There Oughtta be a Law

And there is. Cities and counties all over the United States are beginning to require surface water management and the use of effective subsoil groundwater dispersion in order to return water to the subsoil to keep trees healthy and to replenish local aquifers, the supply for wellwater. The means and methods of doing this vary, depending upon the soil type and the substructure of the geography beneath the surface. A growing freshwater shortage due partly to wasteful practices established in the last century, as well as groundwater pollution, has not been able to keep up with urban and agricultural demand for water. This is true throughout the global community, where a shortage of freshwater is occurring worldwide.

It basically amounts to UNpaving in urban areas, and integrating the watersheds into a more natural gradient that functions as a system of drainage and absorption. This means that minor rivers and creeks are as critical to the function of the ecosystem as the big, wild rivers are (the few that are left, at any rate). The entire watershed acts as a system, and paving it over and confining it to concrete channels destroys the ability of the watershed to support the demands of human habitation as well as the normal requirements for wildlife and riparian habitats.

Using this as a basic approach to the repair of watersheds and natural systems in urban and rural areas, it's possible to include restoration of these land features as part of urban and rural re-building and repair of systems as they age. In conjunction with the preservation of wild lands and natural habitat, it's possible to co-exist within the natural range of ecosystems and their ability to provide resources by completing the water cycle.

Methods now being required by local jurisdictions include new codes for water management onsite, along with many products and systems being produced to meet the demands of these codes.
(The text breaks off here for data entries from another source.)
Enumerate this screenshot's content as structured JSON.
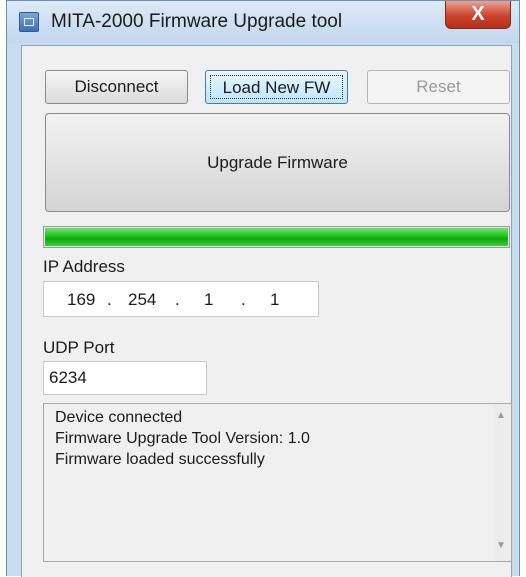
{
  "window": {
    "title": "MITA-2000 Firmware Upgrade tool",
    "close_symbol": "X"
  },
  "buttons": {
    "disconnect": "Disconnect",
    "load_fw": "Load New FW",
    "reset": "Reset",
    "upgrade": "Upgrade Firmware"
  },
  "progress": {
    "fraction": 1.0,
    "color": "#22c022"
  },
  "ip": {
    "label": "IP Address",
    "octets": [
      "169",
      "254",
      "1",
      "1"
    ]
  },
  "udp": {
    "label": "UDP Port",
    "value": "6234"
  },
  "log": {
    "lines": [
      "Device connected",
      "Firmware Upgrade Tool Version: 1.0",
      "Firmware loaded successfully"
    ]
  },
  "scroll": {
    "up": "▲",
    "down": "▼"
  },
  "icons": {
    "app": "app-window-icon",
    "close": "close-icon"
  }
}
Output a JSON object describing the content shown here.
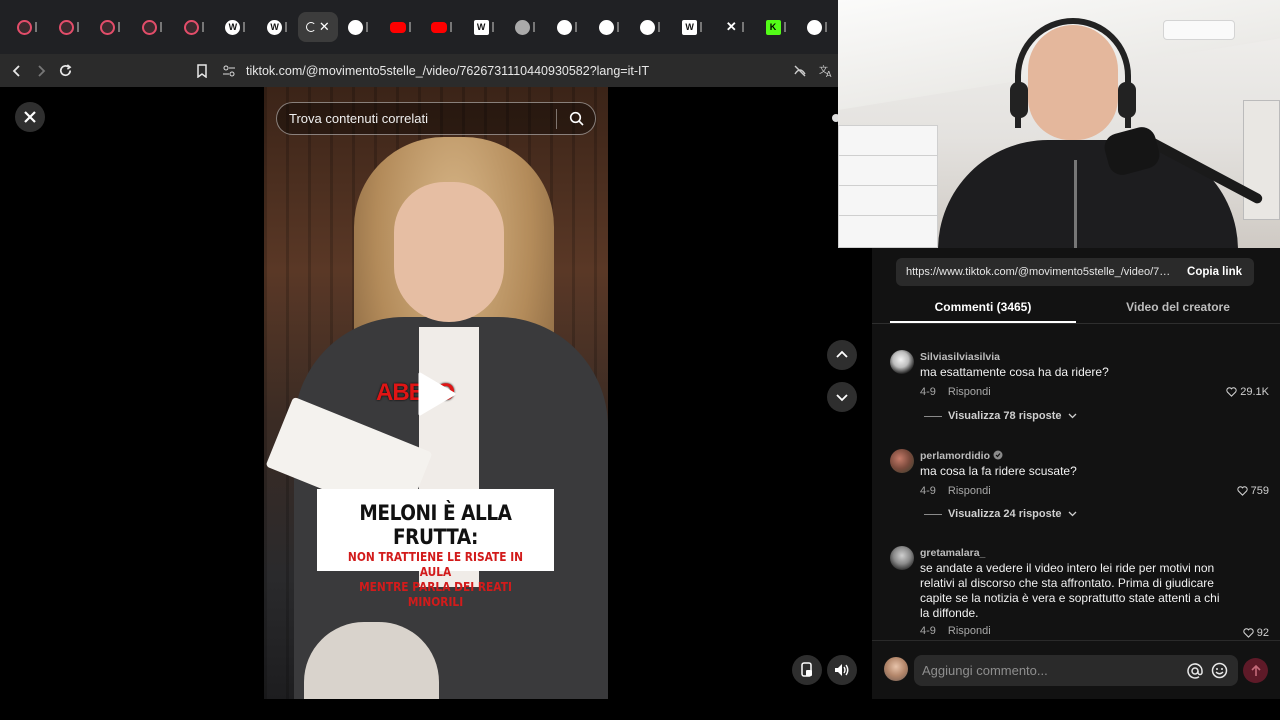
{
  "browser": {
    "tabs": [
      {
        "icon": "tiktok-icon",
        "color": "#e34d6a"
      },
      {
        "icon": "tiktok-icon",
        "color": "#e34d6a"
      },
      {
        "icon": "tiktok-icon",
        "color": "#e34d6a"
      },
      {
        "icon": "tiktok-icon",
        "color": "#e34d6a"
      },
      {
        "icon": "tiktok-icon",
        "color": "#e34d6a"
      },
      {
        "icon": "wordpress-icon",
        "color": "#ffffff"
      },
      {
        "icon": "wordpress-icon",
        "color": "#ffffff"
      },
      {
        "icon": "active-tab",
        "color": "#ffffff"
      },
      {
        "icon": "cursor-icon",
        "color": "#ffffff"
      },
      {
        "icon": "youtube-icon",
        "color": "#ff0000"
      },
      {
        "icon": "youtube-icon",
        "color": "#ff0000"
      },
      {
        "icon": "wikipedia-icon",
        "color": "#ffffff"
      },
      {
        "icon": "globe-icon",
        "color": "#aaaaaa"
      },
      {
        "icon": "chatgpt-icon",
        "color": "#ffffff"
      },
      {
        "icon": "chatgpt-icon",
        "color": "#ffffff"
      },
      {
        "icon": "chatgpt-icon",
        "color": "#ffffff"
      },
      {
        "icon": "wikipedia-icon",
        "color": "#ffffff"
      },
      {
        "icon": "x-icon",
        "color": "#ffffff"
      },
      {
        "icon": "kick-icon",
        "color": "#53fc18"
      },
      {
        "icon": "openai-icon",
        "color": "#ffffff"
      }
    ],
    "url": "tiktok.com/@movimento5stelle_/video/7626731110440930582?lang=it-IT"
  },
  "video": {
    "search_placeholder": "Trova contenuti correlati",
    "overlay_word": "ABB   IO",
    "caption_line1": "MELONI È ALLA FRUTTA:",
    "caption_line2": "NON TRATTIENE LE RISATE IN AULA",
    "caption_line3": "MENTRE PARLA DEI REATI MINORILI"
  },
  "panel": {
    "link": "https://www.tiktok.com/@movimento5stelle_/video/76...",
    "copy_label": "Copia link",
    "tab_comments": "Commenti (3465)",
    "tab_creator": "Video del creatore",
    "comments": [
      {
        "username": "Silviasilviasilvia",
        "text": "ma esattamente cosa ha da ridere?",
        "date": "4-9",
        "reply": "Rispondi",
        "likes": "29.1K",
        "view_replies": "Visualizza 78 risposte"
      },
      {
        "username": "perlamordidio",
        "text": "ma cosa la fa ridere scusate?",
        "date": "4-9",
        "reply": "Rispondi",
        "likes": "759",
        "view_replies": "Visualizza 24 risposte"
      },
      {
        "username": "gretamalara_",
        "text": "se andate a vedere il video intero lei ride per motivi non relativi al discorso che sta affrontato. Prima di giudicare capite se la notizia è vera e soprattutto state attenti a chi la diffonde.",
        "date": "4-9",
        "reply": "Rispondi",
        "likes": "92"
      }
    ],
    "input_placeholder": "Aggiungi commento..."
  },
  "colors": {
    "accent": "#fe2c55",
    "send_button": "#5e1a28"
  }
}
The City of Los Angeles, for example, has introduced new regulations for onsite water management, and the County of Los Angeles has required "Best Management Practices" now for several years, all geared towards conserving onsite water before it becomes polluted and full of trash.
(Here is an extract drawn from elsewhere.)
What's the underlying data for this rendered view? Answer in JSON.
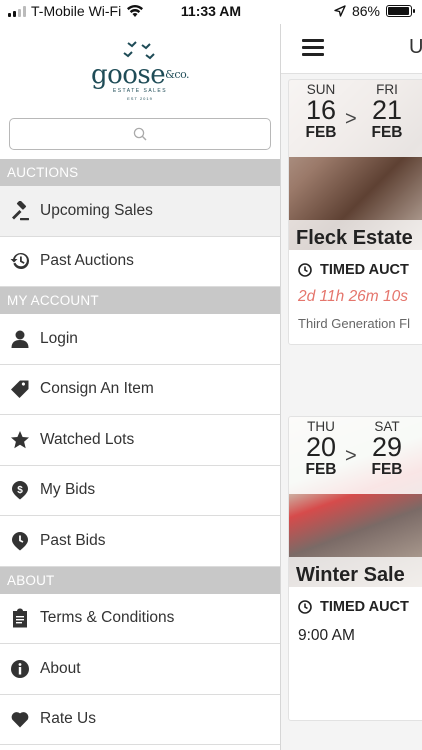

Another method that should become required for all new construction is that all paving should be permeable concrete, decomposed granite or gravel, so that large urban areas become a "sponge" for normal rain runoff. The extreme events that happen every few years are already handled by an overdesigned storm drain system that manages to transport pollution and trash to the beaches and shoreline on a regular basis. This would make an excellent State mandate that doesn't increase construction costs and relieves the water impact on the storm drain system because it's absorbed into local subsurface structures.